3. Find the vocal sheet music.
Other things to consider when choosing a song:
• Type: Remember, casting directors love to put you in a box based on your age, height, weight, look, etc. Don't fight that. Play into it. For example, if you're the girl next door type, don't sing I Enjoy Being a Girl from Flower Drum Song. A better song would be Notice Me, Horton from Seussical.
• Vocal Range: Not as important as it used to be with the advent of transposition software. But still, make sure you can physically sing the notes. For a long time, I tried to sing the higher notes I didn't have.
Diversify Your Songbook
God willing, you'll be auditioning for a lot of musicals. And no two musicals are alike. And sometimes, it's not even a musical. It's a concert, or an opera, or something else. So you've got to be prepared.
How? You diversify your songbook.
The most basic songbook has two ballads (slower songs), and two up-tempos (faster songs). But there are other considerations too: Something comedic and something dramatic. Something to show off your upper vocal range, and something that shows you can get down and dirty.
And don't stick to just musical theatre songs. Branch out into pop, rock, classical, country, and every other genre. Ideally, you want to have at least 15 to 20 songs ready to sing.
Singers often ask me about songs that are overdone. They figure that casting directors have heard Tomorrow from Annie way too much. And that may be true. But 9 times out of 10, they heard it done really badly.
What they really want is a singer who can march into that audition room and blow their socks off. And that's going to be you.
In short, there's no such thing as an overdone song. Just sing it well, and sing it with truth.

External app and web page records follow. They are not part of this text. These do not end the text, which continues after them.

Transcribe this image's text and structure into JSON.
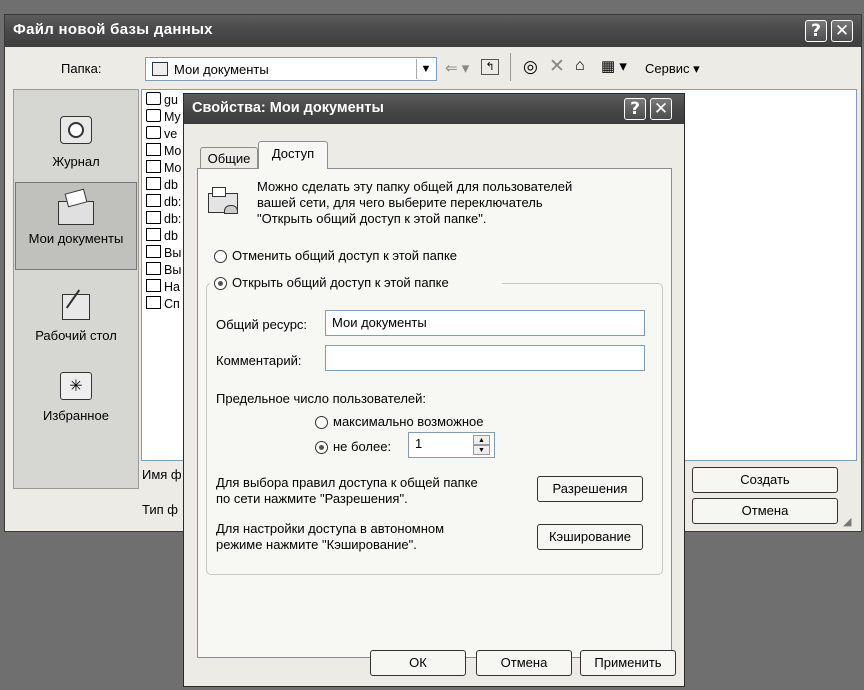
{
  "main_window": {
    "title": "Файл новой базы данных",
    "help_btn": "?",
    "close_btn": "✕",
    "folder_label": "Папка:",
    "folder_value": "Мои документы",
    "service_label": "Сервис",
    "places": [
      {
        "label": "Журнал",
        "icon": "history-icon"
      },
      {
        "label": "Мои документы",
        "icon": "my-documents-icon"
      },
      {
        "label": "Рабочий стол",
        "icon": "desktop-icon"
      },
      {
        "label": "Избранное",
        "icon": "favorites-icon"
      }
    ],
    "files": [
      "gu",
      "My",
      "ve",
      "Mo",
      "Mo",
      "db",
      "db:",
      "db:",
      "db",
      "Вы",
      "Вы",
      "На",
      "Сп"
    ],
    "filename_label": "Имя ф",
    "filetype_label": "Тип ф",
    "create_btn": "Создать",
    "cancel_btn": "Отмена"
  },
  "dialog": {
    "title": "Свойства: Мои документы",
    "help_btn": "?",
    "close_btn": "✕",
    "tabs": [
      "Общие",
      "Доступ"
    ],
    "active_tab": "Доступ",
    "intro_text_1": "Можно сделать эту папку общей для пользователей",
    "intro_text_2": "вашей сети, для чего выберите переключатель",
    "intro_text_3": "\"Открыть общий доступ к этой папке\".",
    "radio_no_share": "Отменить общий доступ к этой папке",
    "radio_share": "Открыть общий доступ к этой папке",
    "share_name_label": "Общий ресурс:",
    "share_name_value": "Мои документы",
    "comment_label": "Комментарий:",
    "comment_value": "",
    "user_limit_label": "Предельное число пользователей:",
    "radio_max": "максимально возможное",
    "radio_not_more": "не более:",
    "user_limit_value": "1",
    "permissions_text_1": "Для выбора правил доступа к общей папке",
    "permissions_text_2": "по сети нажмите \"Разрешения\".",
    "permissions_btn": "Разрешения",
    "caching_text_1": "Для настройки доступа в автономном",
    "caching_text_2": "режиме нажмите \"Кэширование\".",
    "caching_btn": "Кэширование",
    "ok_btn": "ОК",
    "cancel_btn": "Отмена",
    "apply_btn": "Применить"
  }
}
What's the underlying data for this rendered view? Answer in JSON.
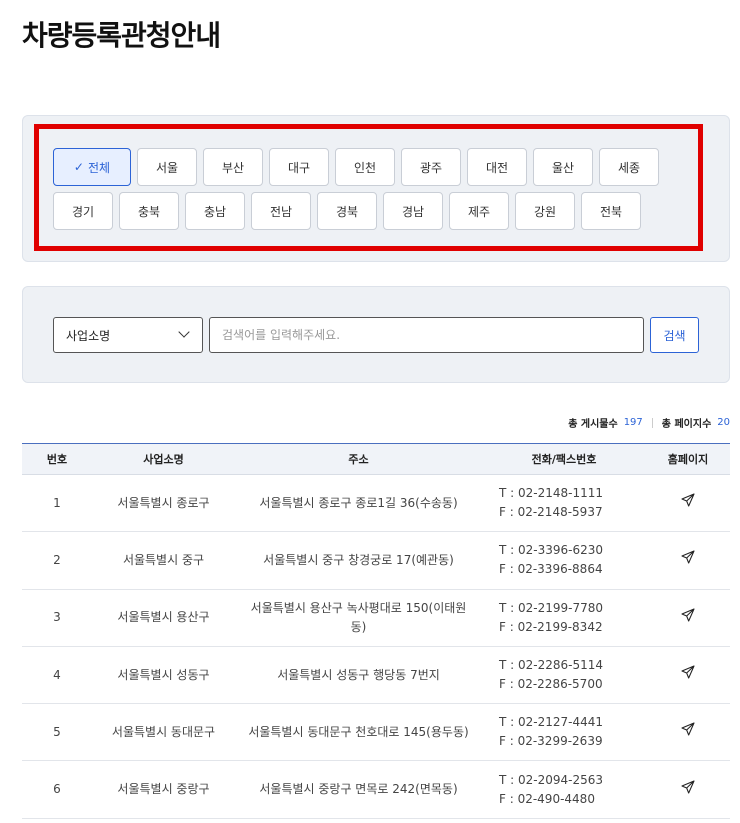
{
  "page": {
    "title": "차량등록관청안내"
  },
  "regions": {
    "row1": [
      "전체",
      "서울",
      "부산",
      "대구",
      "인천",
      "광주",
      "대전",
      "울산",
      "세종"
    ],
    "row2": [
      "경기",
      "충북",
      "충남",
      "전남",
      "경북",
      "경남",
      "제주",
      "강원",
      "전북"
    ],
    "selected": "전체",
    "check_icon": "check-icon"
  },
  "search": {
    "select_value": "사업소명",
    "placeholder": "검색어를 입력해주세요.",
    "button_label": "검색"
  },
  "summary": {
    "total_posts_label": "총 게시물수",
    "total_posts": "197",
    "total_pages_label": "총 페이지수",
    "total_pages": "20"
  },
  "table": {
    "headers": [
      "번호",
      "사업소명",
      "주소",
      "전화/팩스번호",
      "홈페이지"
    ],
    "home_icon": "paper-plane-icon",
    "rows": [
      {
        "no": "1",
        "name": "서울특별시 종로구",
        "address": "서울특별시 종로구 종로1길 36(수송동)",
        "tel": "T : 02-2148-1111",
        "fax": "F : 02-2148-5937"
      },
      {
        "no": "2",
        "name": "서울특별시 중구",
        "address": "서울특별시 중구 창경궁로 17(예관동)",
        "tel": "T : 02-3396-6230",
        "fax": "F : 02-3396-8864"
      },
      {
        "no": "3",
        "name": "서울특별시 용산구",
        "address": "서울특별시 용산구 녹사평대로 150(이태원동)",
        "tel": "T : 02-2199-7780",
        "fax": "F : 02-2199-8342"
      },
      {
        "no": "4",
        "name": "서울특별시 성동구",
        "address": "서울특별시 성동구 행당동 7번지",
        "tel": "T : 02-2286-5114",
        "fax": "F : 02-2286-5700"
      },
      {
        "no": "5",
        "name": "서울특별시 동대문구",
        "address": "서울특별시 동대문구 천호대로 145(용두동)",
        "tel": "T : 02-2127-4441",
        "fax": "F : 02-3299-2639"
      },
      {
        "no": "6",
        "name": "서울특별시 중랑구",
        "address": "서울특별시 중랑구 면목로 242(면목동)",
        "tel": "T : 02-2094-2563",
        "fax": "F : 02-490-4480"
      }
    ]
  }
}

Audition songs are everywhere, you just have to pay attention. What's more important is that you choose the songs that fit you best so you can ace your audition.